Madeline Bender makes as credible a champagne-swilling flirt as she does a dying martyr. This is thanks to not just her physical appearance but her acting chops: when her former over humiliates her in public by throwing money at her for her services, she reacts like she’s just been sprayed with sulfuric acid. She also sings like a bird, pulling off the outrageously difficult coloratura sections with the ease of a robin greeting the sunrise. It’s rare to see Vancouver Opera’s reserved audiences jump to their feet during a curtain call, but many did on opening night when the lithe young American with the raven hair and snow-white complexion came out for her bow.
- The Vancouver Free Press
Opera Birmingham - Lucia Di Lammermoor
In her first attempt at one of opera’s most demanding dramatic coloratura characters Bender looked, and sounded, like a seasoned diva. Displaying an assertive upper register, she negotiated the trills, arpeggios and high E flats with ease. After establishing Lucia as a tormented, yet humble, victim of her brother’s wiles, her occasional outbursts of anger were all the more convincing.
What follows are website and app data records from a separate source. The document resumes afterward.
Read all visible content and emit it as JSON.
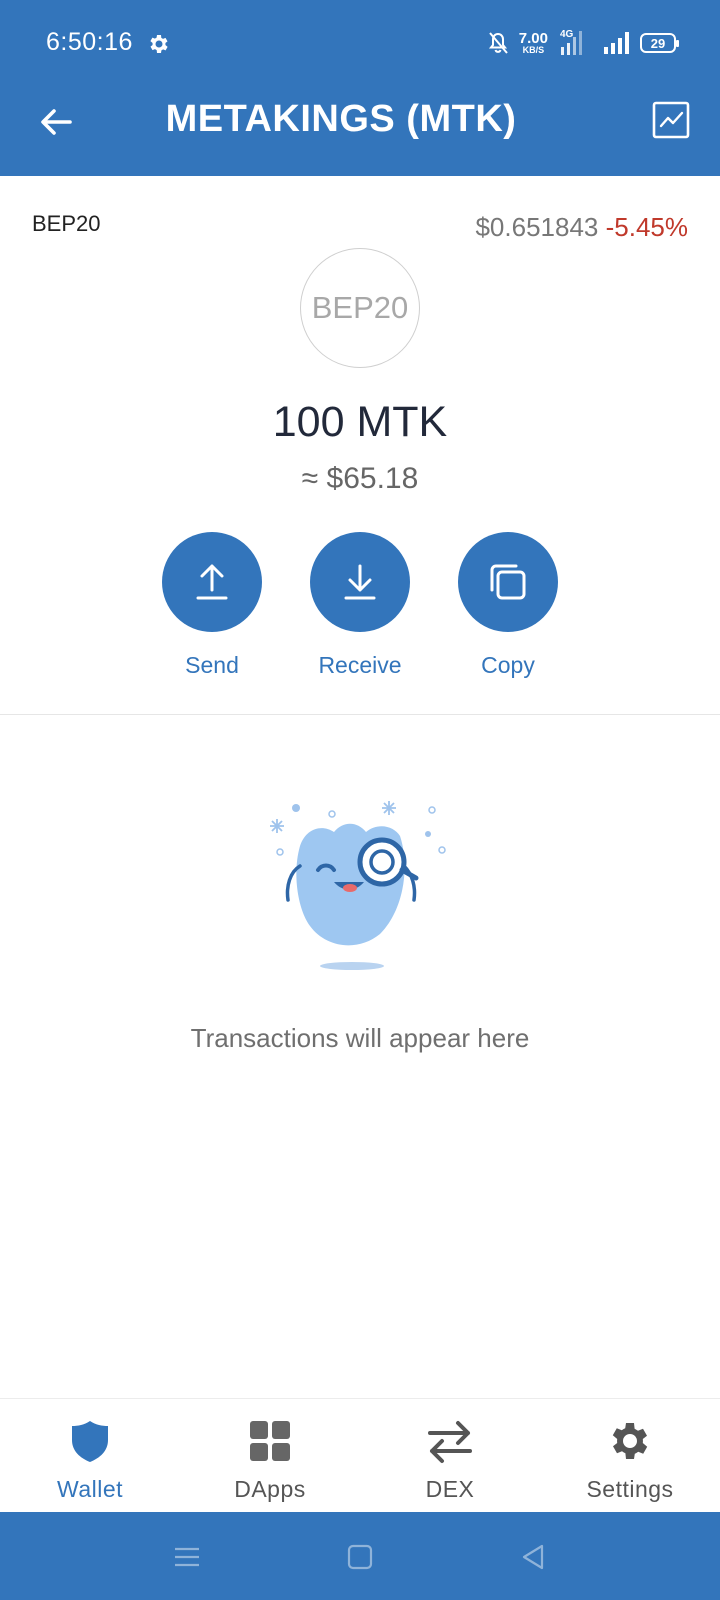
{
  "status_bar": {
    "time": "6:50:16",
    "speed_value": "7.00",
    "speed_unit": "KB/S",
    "network_type": "4G",
    "battery": "29"
  },
  "header": {
    "title": "METAKINGS (MTK)",
    "back_icon": "arrow-left-icon",
    "chart_icon": "line-chart-icon"
  },
  "token": {
    "network": "BEP20",
    "price": "$0.651843",
    "change": "-5.45%",
    "logo_text": "BEP20",
    "balance": "100 MTK",
    "fiat_value": "≈ $65.18"
  },
  "actions": [
    {
      "label": "Send",
      "icon": "upload-arrow-icon"
    },
    {
      "label": "Receive",
      "icon": "download-arrow-icon"
    },
    {
      "label": "Copy",
      "icon": "copy-icon"
    }
  ],
  "transactions": {
    "empty_message": "Transactions will appear here"
  },
  "tabs": [
    {
      "label": "Wallet",
      "icon": "shield-icon",
      "active": true
    },
    {
      "label": "DApps",
      "icon": "grid-icon",
      "active": false
    },
    {
      "label": "DEX",
      "icon": "swap-arrows-icon",
      "active": false
    },
    {
      "label": "Settings",
      "icon": "gear-icon",
      "active": false
    }
  ],
  "colors": {
    "brand": "#3375bb",
    "negative": "#c0392b"
  }
}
Bender grew nicely in to the part as the opera progressed. She stood out vividly in the Act 2 sextet. In the bloody mad Scene, she taught us all to steer clear of knife-wielding coloraturas”
- The Birmingham News
Toulouse - La Flûte Enchantée
The charming young soprano, Madeline Bender, gives us a completely fresh and natural Pamina.
- L’Opinion independante
As Tamino and Pamina, the tenor Jorma Silvasti and the soprano Madeline Bender have the vocal timbre and musicality suited to this repertoire. They sing their respective roles charmingly and act beautifully together on stage.
- La Dépêche de midi
And from the Pamina of the American Madeline Bender, to the Tamino of the Finnish Jorma Silvasti, through the Sarastro of the German Hans Sotin, each singer is an perfect ingredient in this delicious musical cake.
RTL “Laissez-vous tenter”
The members of the dynamic young cast, assembled by Nicolas Joël, give depth to their respective characters and sing their roles subtly. Notable are the two couples, Jorma Silvasti (Tamino) and Madeline Bender (Pamina) and Markus Werba (Papageno) and Anne-Catherine Gillet (Papagena).
- La Tribune
Aix En Provence - Die Entführung Aus Dem Serail
Madeline Bender masters not only the coloratura that Mozart composed for the character of Konstanze; in its total expressivity, the martyrdom aria becomes the actual high-point of the evening; that the four solo instrumentalists come out of the orchestra pit and place themselves at the left side of the stage for this moment, makes special effect.
- Neue Zürcher Zeitung
Lyric Opera Of Kansas City - The Abduction Of The Seraglio
It would be worth the price of admission alone just to hear soprano Madeline Bender in the lead role of Konstanze. Bender is one of the best singers to grace the Lyric stage. Her voice is absolutely beautiful in all its aspects – color; weight, flexibility and expressiveness.
- Sun Arts
But the evening belonged to Madeline Bender as Konstanze, who despite an early tendency to break up phrases emerged in the second act for a thrillingly tragic ‘Traurigkeit’ aria – sung with magnificent depth of affect – and a heroically convincing ‘Marten aller Arten’.
- The Kansas City Star
Montpellier, Fr - Ippolito Ed Aricia (1759)
Madeline Bender sang with handsome clarity as Ippolito and was especially effective in his articulate plea of innocence to the hero’s father.
Opera Birmingham - La traviata
Soprano Madeline Bender is an excitable Violetta, preoccupied more with social matters and her new-found love interest than with her fatal illness. Her vocal strengths lean closer to dramatic than lyric, so her performance understandably gained momentum as the opera progressed…Sick and bedraggled in Act 3, she gave a convincing and compelling account of Violettta’s final moments, both vocally and dramatically.
- The Birmingham New